Task instructions: Leaving out only the pictures, write out all the entries exactly.

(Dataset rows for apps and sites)
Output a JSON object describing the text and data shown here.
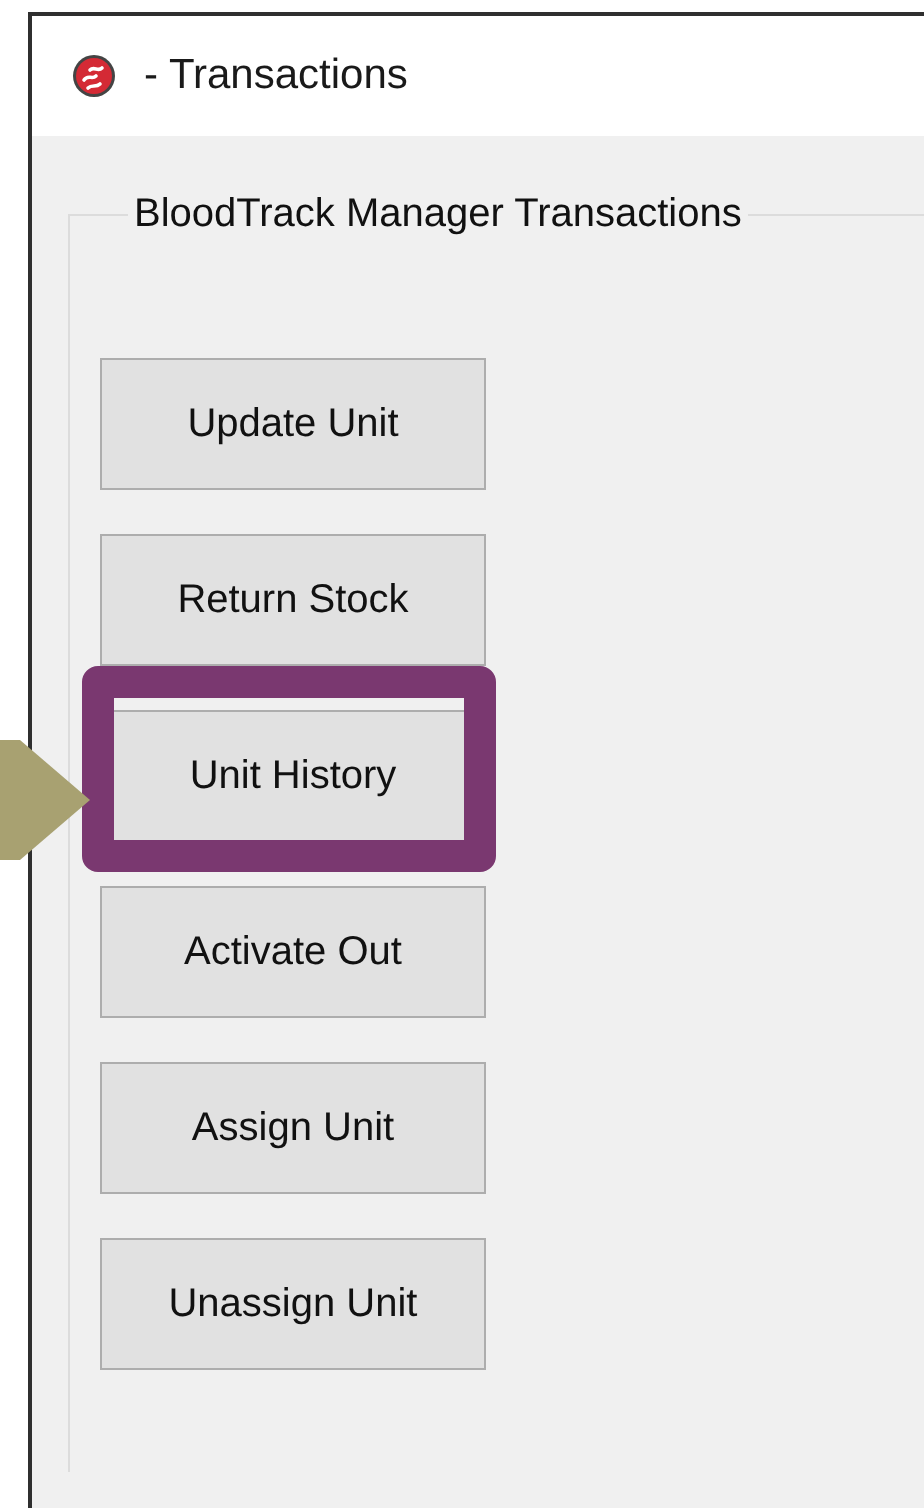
{
  "window": {
    "title": "- Transactions"
  },
  "group": {
    "label": "BloodTrack Manager Transactions"
  },
  "buttons": [
    {
      "label": "Update Unit",
      "highlighted": false
    },
    {
      "label": "Return Stock",
      "highlighted": false
    },
    {
      "label": "Unit History",
      "highlighted": true
    },
    {
      "label": "Activate Out",
      "highlighted": false
    },
    {
      "label": "Assign Unit",
      "highlighted": false
    },
    {
      "label": "Unassign Unit",
      "highlighted": false
    }
  ]
}
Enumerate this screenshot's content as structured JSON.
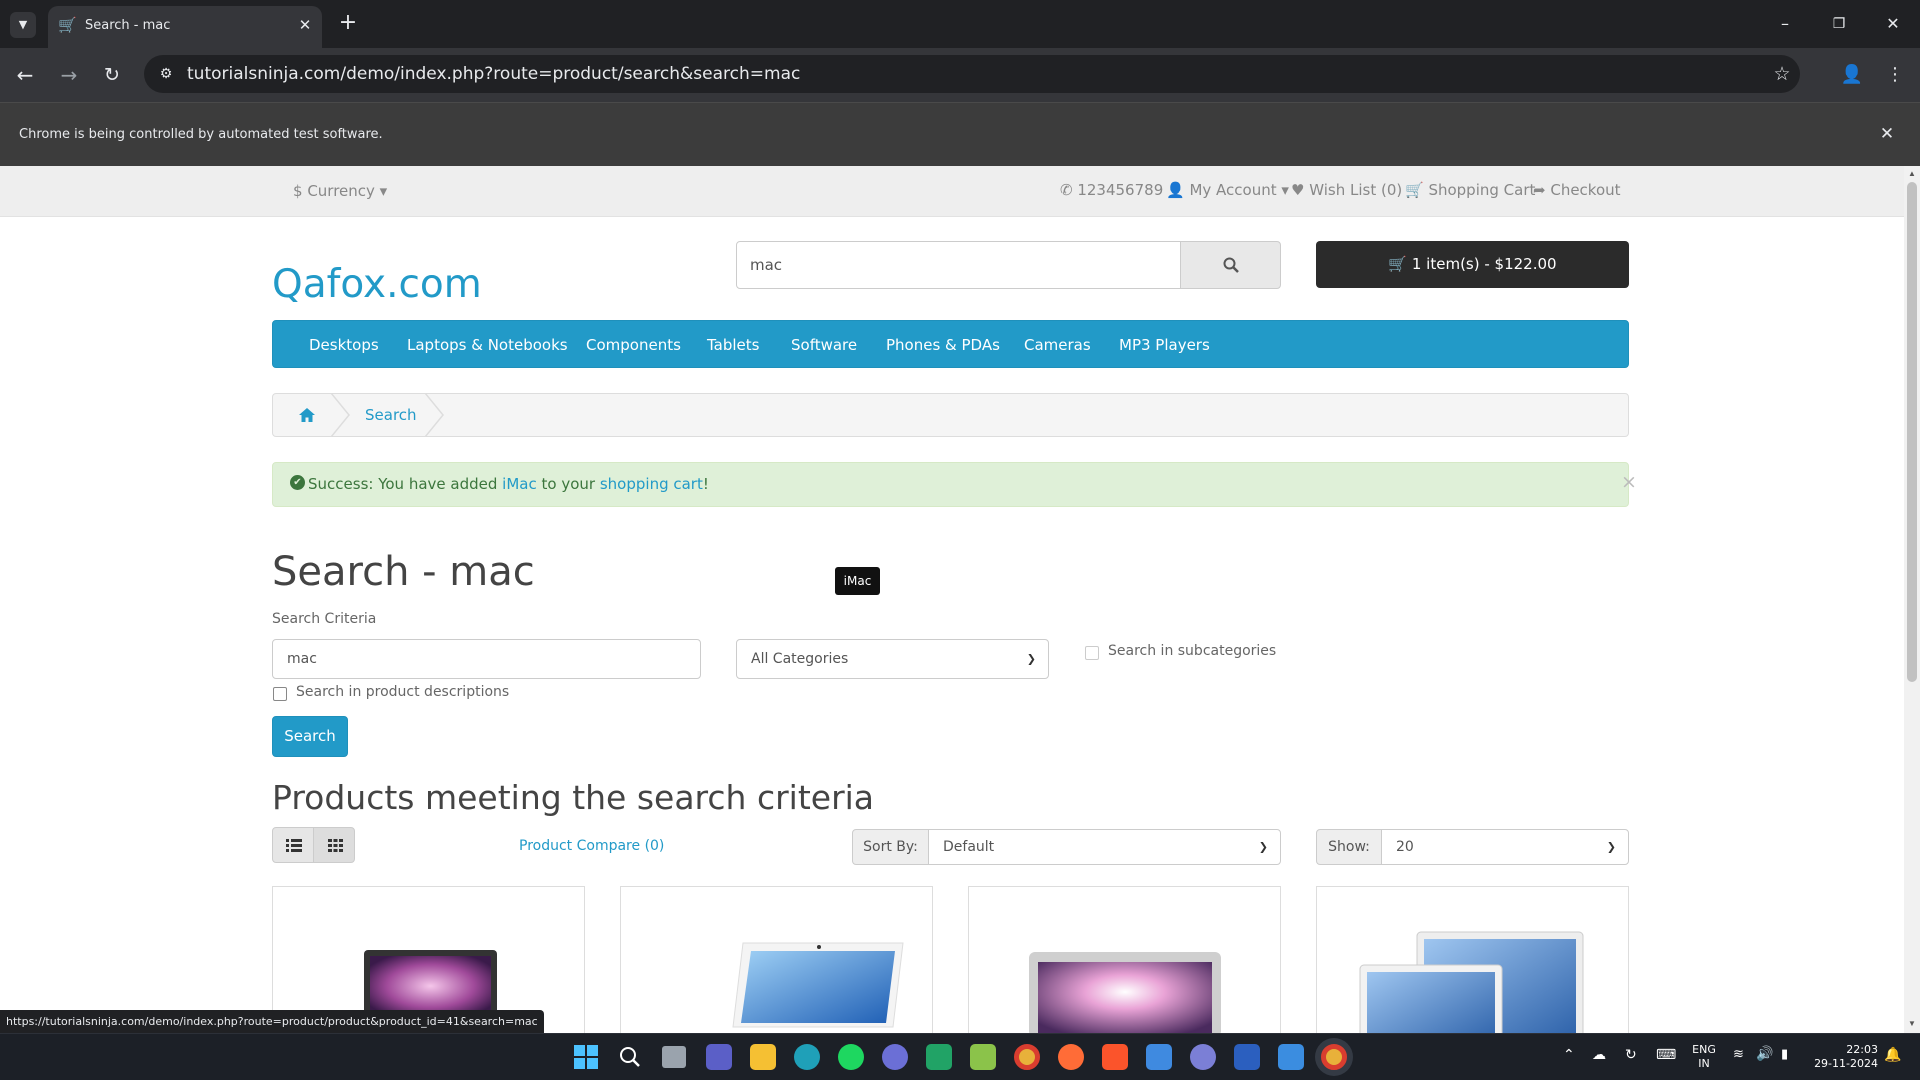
{
  "browser": {
    "tab_title": "Search - mac",
    "url": "tutorialsninja.com/demo/index.php?route=product/search&search=mac",
    "infobar": "Chrome is being controlled by automated test software.",
    "status_url": "https://tutorialsninja.com/demo/index.php?route=product/product&product_id=41&search=mac"
  },
  "topbar": {
    "currency": "Currency",
    "phone": "123456789",
    "my_account": "My Account",
    "wish_list": "Wish List (0)",
    "shopping_cart": "Shopping Cart",
    "checkout": "Checkout"
  },
  "header": {
    "logo": "Qafox.com",
    "search_value": "mac",
    "cart_button": "1 item(s) - $122.00"
  },
  "menu": [
    "Desktops",
    "Laptops & Notebooks",
    "Components",
    "Tablets",
    "Software",
    "Phones & PDAs",
    "Cameras",
    "MP3 Players"
  ],
  "breadcrumb": {
    "current": "Search"
  },
  "alert": {
    "prefix": "Success: You have added",
    "product": "iMac",
    "middle": "to your",
    "cart_link": "shopping cart",
    "suffix": "!",
    "close": "×"
  },
  "search": {
    "heading": "Search - mac",
    "tooltip": "iMac",
    "criteria_label": "Search Criteria",
    "keyword": "mac",
    "category": "All Categories",
    "subcategories_label": "Search in subcategories",
    "descriptions_label": "Search in product descriptions",
    "button": "Search"
  },
  "results": {
    "heading": "Products meeting the search criteria",
    "compare_link": "Product Compare (0)",
    "sort_label": "Sort By:",
    "sort_value": "Default",
    "show_label": "Show:",
    "show_value": "20"
  },
  "taskbar": {
    "lang_top": "ENG",
    "lang_bottom": "IN",
    "time": "22:03",
    "date": "29-11-2024"
  }
}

Answer to this exercise:
Output a JSON object describing the text and data shown here.
{
  "window": {
    "title": "- Transactions"
  },
  "group": {
    "label": "BloodTrack Manager Transactions"
  },
  "buttons": [
    {
      "label": "Update Unit",
      "highlighted": false
    },
    {
      "label": "Return Stock",
      "highlighted": false
    },
    {
      "label": "Unit History",
      "highlighted": true
    },
    {
      "label": "Activate Out",
      "highlighted": false
    },
    {
      "label": "Assign Unit",
      "highlighted": false
    },
    {
      "label": "Unassign Unit",
      "highlighted": false
    }
  ]
}
Enumerate this screenshot's content as structured JSON.
{
  "browser": {
    "tab_title": "Search - mac",
    "url": "tutorialsninja.com/demo/index.php?route=product/search&search=mac",
    "infobar": "Chrome is being controlled by automated test software.",
    "status_url": "https://tutorialsninja.com/demo/index.php?route=product/product&product_id=41&search=mac"
  },
  "topbar": {
    "currency": "Currency",
    "phone": "123456789",
    "my_account": "My Account",
    "wish_list": "Wish List (0)",
    "shopping_cart": "Shopping Cart",
    "checkout": "Checkout"
  },
  "header": {
    "logo": "Qafox.com",
    "search_value": "mac",
    "cart_button": "1 item(s) - $122.00"
  },
  "menu": [
    "Desktops",
    "Laptops & Notebooks",
    "Components",
    "Tablets",
    "Software",
    "Phones & PDAs",
    "Cameras",
    "MP3 Players"
  ],
  "breadcrumb": {
    "current": "Search"
  },
  "alert": {
    "prefix": "Success: You have added",
    "product": "iMac",
    "middle": "to your",
    "cart_link": "shopping cart",
    "suffix": "!",
    "close": "×"
  },
  "search": {
    "heading": "Search - mac",
    "tooltip": "iMac",
    "criteria_label": "Search Criteria",
    "keyword": "mac",
    "category": "All Categories",
    "subcategories_label": "Search in subcategories",
    "descriptions_label": "Search in product descriptions",
    "button": "Search"
  },
  "results": {
    "heading": "Products meeting the search criteria",
    "compare_link": "Product Compare (0)",
    "sort_label": "Sort By:",
    "sort_value": "Default",
    "show_label": "Show:",
    "show_value": "20"
  },
  "taskbar": {
    "lang_top": "ENG",
    "lang_bottom": "IN",
    "time": "22:03",
    "date": "29-11-2024"
  }
}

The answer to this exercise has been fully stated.